Conveniently the Ruskin Museum is next door to the Institute. John Ruskin (1819-1900) spent the last twenty-eight years of his life at Brantwood (where he suffered several mental breakdowns), overlooking Coniston Water. Ruskin’s critical writings on art, architecture, aesthetics and his views on social justice and educational philanthropy were an inspiration to the Pre-Raphaelites and the Arts & Crafts movement.
Adam guided us through the museum collection of watercolours, crystals, plaster moulds, drawings and personal objects. Ruskin’s life and work clearly informs the curatorial approach at Grizedale Arts, which has evolved from a genuine place, from artistic and social principles that were sincerely practised at Coniston during Ruskin’s time – an effort to connect people, art and craft in a relevant and useful way.
Sometimes this process works, sometimes it doesn’t, but maybe attempting it is enough. Adam told us a revealing story that illustrated this thought. In 1874, as a Professor at Balliol College, Ruskin instigated a project to repair the main road of Hinksey village, Oxfordshire, which was regularly flooded. Ruskin was joined by twelve of his students including Oscar Wilde (“entrusted with Mr Ruskin’s especial wheelbarrow”), historian Arnold Toynbee and painter WG Collingwood, in an attempt to improve the lot of local residents while educating themselves in the nobility of manual work, much to the hilarity and scorn of local labourers and the fops of Balliol. Wilde summed up the initiative, “And what became of the road? Well, like a bad lecture it ended abruptly—in the middle of the swamp.” Although this project failed in the short term perhaps the mere attempting of it was able to instigate a modest shift in Victorian social attitudes and values.
On our return to Wales we stopped to see Richard and Sally’s sculpture studio at their cottage in Rhosgoch. I stepped into a rough barn and was confronted by an extraordinary menagerie of greyhounds, horses, wild boars and sheep alongside drawings, paintings and maquettes. It was refreshing and stimulating to observe the essential forms and materials in the studio. The space was evidence of two artists totally dedicated to their work, living and breathing it, through productive and fallow periods, combined with home and family. What the Black Mountains have, that is not so visible in the Lakes, is a resident community of exceptional artists.
I still feel unsure of what I think about Grizedale. Morag and I have had several conversations about it since. The one thing you can’t feel is indifference and I’ve taken away the importance of ensuring PEAK’s creative projects are genuine and distinct to the place they originate and that they sincerely attempt to communicate with people.
– Rebecca Spooner
With thanks to:

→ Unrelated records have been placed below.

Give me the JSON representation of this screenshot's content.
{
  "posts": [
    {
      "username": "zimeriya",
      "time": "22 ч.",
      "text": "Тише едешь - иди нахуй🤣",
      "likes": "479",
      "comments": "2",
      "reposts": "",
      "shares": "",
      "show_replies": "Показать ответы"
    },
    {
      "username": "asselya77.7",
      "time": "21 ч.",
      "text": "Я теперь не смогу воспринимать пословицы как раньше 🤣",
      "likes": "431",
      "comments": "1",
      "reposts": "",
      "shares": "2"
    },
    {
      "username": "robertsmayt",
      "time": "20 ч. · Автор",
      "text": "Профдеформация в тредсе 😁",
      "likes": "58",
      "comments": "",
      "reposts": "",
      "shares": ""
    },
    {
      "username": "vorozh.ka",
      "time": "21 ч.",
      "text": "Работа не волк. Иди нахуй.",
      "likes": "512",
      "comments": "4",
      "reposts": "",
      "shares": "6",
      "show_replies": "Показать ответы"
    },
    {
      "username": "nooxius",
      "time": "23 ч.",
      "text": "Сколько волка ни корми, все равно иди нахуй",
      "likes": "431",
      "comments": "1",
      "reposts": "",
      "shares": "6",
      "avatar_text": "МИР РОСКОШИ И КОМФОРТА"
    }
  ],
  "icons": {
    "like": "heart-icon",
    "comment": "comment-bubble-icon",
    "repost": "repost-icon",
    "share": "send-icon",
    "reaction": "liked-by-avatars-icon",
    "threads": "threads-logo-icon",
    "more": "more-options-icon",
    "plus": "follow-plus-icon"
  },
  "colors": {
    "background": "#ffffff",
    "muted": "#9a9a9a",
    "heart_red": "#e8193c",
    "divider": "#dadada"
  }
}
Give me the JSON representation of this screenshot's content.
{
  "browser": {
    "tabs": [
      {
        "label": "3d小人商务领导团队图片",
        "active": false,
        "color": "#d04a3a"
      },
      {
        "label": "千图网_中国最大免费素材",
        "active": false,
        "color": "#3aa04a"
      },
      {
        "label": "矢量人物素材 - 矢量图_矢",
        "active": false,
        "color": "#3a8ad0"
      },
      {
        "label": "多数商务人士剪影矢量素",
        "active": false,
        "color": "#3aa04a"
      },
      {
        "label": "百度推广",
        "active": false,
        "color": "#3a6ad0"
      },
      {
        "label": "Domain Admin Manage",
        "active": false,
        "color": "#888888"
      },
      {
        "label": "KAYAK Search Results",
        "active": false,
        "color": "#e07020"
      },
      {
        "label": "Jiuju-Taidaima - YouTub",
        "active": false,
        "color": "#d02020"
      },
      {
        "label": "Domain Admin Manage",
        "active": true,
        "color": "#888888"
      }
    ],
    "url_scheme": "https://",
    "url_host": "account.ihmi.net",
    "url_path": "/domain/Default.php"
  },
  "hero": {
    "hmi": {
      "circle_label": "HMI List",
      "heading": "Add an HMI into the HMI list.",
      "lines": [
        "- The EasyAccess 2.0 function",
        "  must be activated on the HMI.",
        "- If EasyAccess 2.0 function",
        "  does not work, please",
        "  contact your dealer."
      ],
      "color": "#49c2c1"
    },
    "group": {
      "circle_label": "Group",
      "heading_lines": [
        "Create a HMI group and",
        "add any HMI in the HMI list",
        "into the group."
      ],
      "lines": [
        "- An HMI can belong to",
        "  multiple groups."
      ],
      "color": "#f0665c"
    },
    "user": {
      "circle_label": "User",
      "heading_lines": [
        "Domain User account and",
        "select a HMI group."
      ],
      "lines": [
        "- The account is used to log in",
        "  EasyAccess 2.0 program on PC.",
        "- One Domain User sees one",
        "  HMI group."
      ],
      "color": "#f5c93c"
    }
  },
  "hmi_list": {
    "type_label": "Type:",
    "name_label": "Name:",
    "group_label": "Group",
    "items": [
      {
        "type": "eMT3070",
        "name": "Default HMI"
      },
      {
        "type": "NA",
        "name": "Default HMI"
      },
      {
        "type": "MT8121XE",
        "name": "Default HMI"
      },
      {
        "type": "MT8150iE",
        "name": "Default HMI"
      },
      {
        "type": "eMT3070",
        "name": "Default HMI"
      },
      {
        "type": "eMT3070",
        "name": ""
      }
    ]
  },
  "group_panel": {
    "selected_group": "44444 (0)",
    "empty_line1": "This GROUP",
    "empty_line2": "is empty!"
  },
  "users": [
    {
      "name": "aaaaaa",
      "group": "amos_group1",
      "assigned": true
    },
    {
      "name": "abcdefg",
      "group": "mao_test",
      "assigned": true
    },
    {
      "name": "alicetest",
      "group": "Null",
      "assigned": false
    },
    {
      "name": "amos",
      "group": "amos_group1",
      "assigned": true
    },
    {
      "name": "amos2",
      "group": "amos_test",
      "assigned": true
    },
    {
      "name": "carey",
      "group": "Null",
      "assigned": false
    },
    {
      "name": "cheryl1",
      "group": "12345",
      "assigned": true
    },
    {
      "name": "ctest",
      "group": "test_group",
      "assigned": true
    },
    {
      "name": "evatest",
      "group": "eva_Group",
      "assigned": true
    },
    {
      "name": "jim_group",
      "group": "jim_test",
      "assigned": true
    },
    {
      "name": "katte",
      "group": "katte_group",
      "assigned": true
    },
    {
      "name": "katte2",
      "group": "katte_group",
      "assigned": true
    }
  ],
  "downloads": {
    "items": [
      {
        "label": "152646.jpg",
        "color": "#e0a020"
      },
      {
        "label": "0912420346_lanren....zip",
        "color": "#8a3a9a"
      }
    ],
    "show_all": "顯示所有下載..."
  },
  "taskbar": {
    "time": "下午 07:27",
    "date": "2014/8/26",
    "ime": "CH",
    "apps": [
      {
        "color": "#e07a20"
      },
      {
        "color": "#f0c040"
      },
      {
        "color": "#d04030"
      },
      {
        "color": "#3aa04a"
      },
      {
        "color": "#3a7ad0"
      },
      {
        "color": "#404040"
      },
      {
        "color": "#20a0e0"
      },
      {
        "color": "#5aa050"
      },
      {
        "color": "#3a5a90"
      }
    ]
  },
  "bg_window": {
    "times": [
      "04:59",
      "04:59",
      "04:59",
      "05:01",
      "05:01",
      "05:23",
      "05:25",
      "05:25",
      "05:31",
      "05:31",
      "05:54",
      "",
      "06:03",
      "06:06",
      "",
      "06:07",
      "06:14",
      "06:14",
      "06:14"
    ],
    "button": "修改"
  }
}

Artists and staff at Lawson Park, Coniston Institute and the Ruskin Museum.
During summer 2014, PEAK visited rurally based arts organisations across the UK as part of a research and development project funded by the Arts Council of Wales.